EXERCISE DETAILS → Copy every line from the records that holds the word "background".

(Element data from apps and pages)
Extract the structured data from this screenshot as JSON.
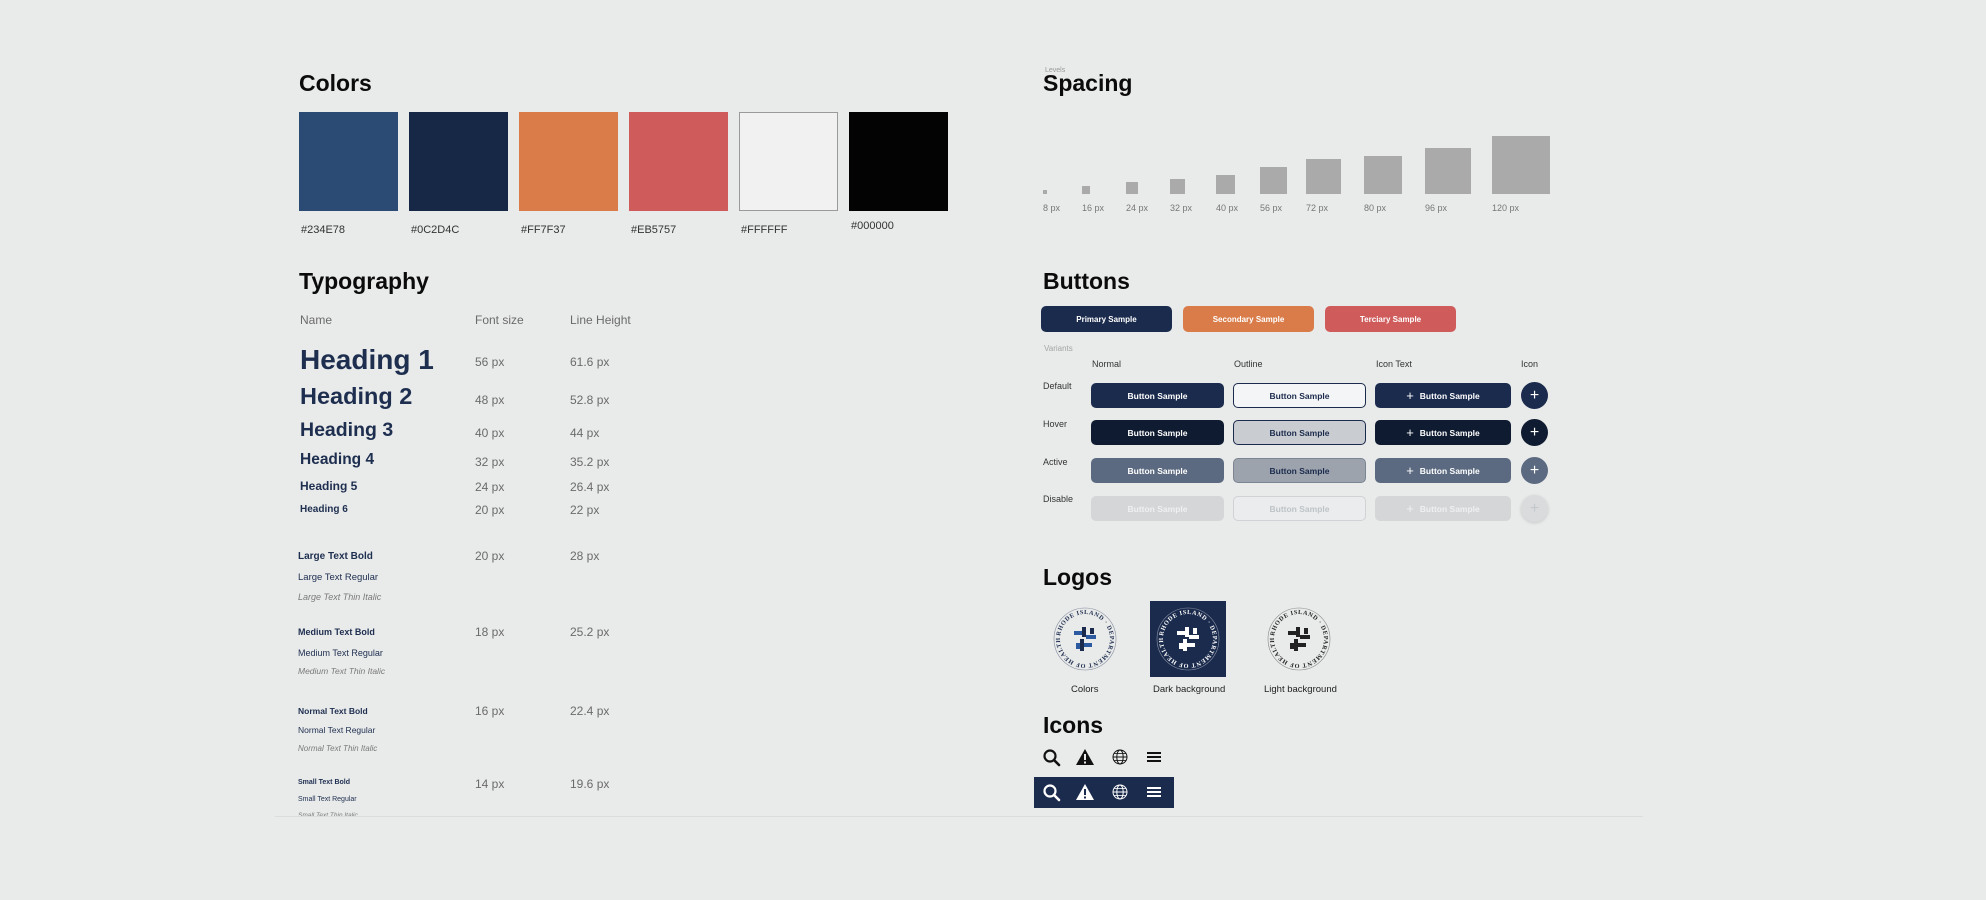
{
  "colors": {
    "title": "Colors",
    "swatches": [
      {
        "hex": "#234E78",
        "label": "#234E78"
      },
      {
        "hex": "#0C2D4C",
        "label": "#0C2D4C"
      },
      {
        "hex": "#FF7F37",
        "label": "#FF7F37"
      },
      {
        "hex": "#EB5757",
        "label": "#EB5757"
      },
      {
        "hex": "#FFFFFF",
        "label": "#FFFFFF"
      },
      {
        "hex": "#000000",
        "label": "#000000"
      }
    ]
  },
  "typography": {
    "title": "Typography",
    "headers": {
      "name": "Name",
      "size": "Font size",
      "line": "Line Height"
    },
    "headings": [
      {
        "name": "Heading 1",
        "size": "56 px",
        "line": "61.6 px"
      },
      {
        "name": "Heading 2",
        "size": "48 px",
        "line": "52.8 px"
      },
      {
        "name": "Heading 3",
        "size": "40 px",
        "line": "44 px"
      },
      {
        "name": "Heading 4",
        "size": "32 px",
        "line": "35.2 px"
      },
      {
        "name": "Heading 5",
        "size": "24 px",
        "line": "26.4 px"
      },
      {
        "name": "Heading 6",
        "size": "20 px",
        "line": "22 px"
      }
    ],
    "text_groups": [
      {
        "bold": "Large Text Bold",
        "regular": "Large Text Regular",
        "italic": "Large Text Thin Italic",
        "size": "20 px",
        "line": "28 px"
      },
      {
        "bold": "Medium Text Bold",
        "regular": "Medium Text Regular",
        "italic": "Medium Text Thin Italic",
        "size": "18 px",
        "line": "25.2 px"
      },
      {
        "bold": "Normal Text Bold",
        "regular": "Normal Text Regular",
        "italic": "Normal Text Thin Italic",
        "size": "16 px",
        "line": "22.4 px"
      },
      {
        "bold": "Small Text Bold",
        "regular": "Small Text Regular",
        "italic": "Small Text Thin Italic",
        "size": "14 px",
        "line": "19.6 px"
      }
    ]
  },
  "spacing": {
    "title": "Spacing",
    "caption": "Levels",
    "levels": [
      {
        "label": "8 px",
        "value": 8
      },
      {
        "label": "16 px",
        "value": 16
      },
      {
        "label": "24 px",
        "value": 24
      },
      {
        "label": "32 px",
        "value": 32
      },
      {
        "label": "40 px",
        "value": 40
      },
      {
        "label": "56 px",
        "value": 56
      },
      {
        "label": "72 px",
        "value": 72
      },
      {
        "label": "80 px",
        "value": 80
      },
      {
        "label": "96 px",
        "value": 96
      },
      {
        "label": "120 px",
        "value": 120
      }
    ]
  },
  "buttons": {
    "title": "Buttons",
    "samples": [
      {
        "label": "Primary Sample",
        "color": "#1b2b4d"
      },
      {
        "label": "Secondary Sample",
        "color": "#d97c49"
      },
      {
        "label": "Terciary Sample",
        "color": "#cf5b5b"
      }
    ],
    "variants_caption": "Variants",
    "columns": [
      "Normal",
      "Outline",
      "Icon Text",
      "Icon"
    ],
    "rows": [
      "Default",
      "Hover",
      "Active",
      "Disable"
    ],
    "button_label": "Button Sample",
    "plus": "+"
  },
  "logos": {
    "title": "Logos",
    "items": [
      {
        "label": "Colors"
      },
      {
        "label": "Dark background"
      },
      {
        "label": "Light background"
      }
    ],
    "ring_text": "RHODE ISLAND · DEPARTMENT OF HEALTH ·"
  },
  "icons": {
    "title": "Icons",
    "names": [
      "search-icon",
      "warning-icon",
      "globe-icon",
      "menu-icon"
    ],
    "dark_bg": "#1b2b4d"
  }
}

EXERCISE RESULT →
        "label": "Dark background"
        "label": "Light background"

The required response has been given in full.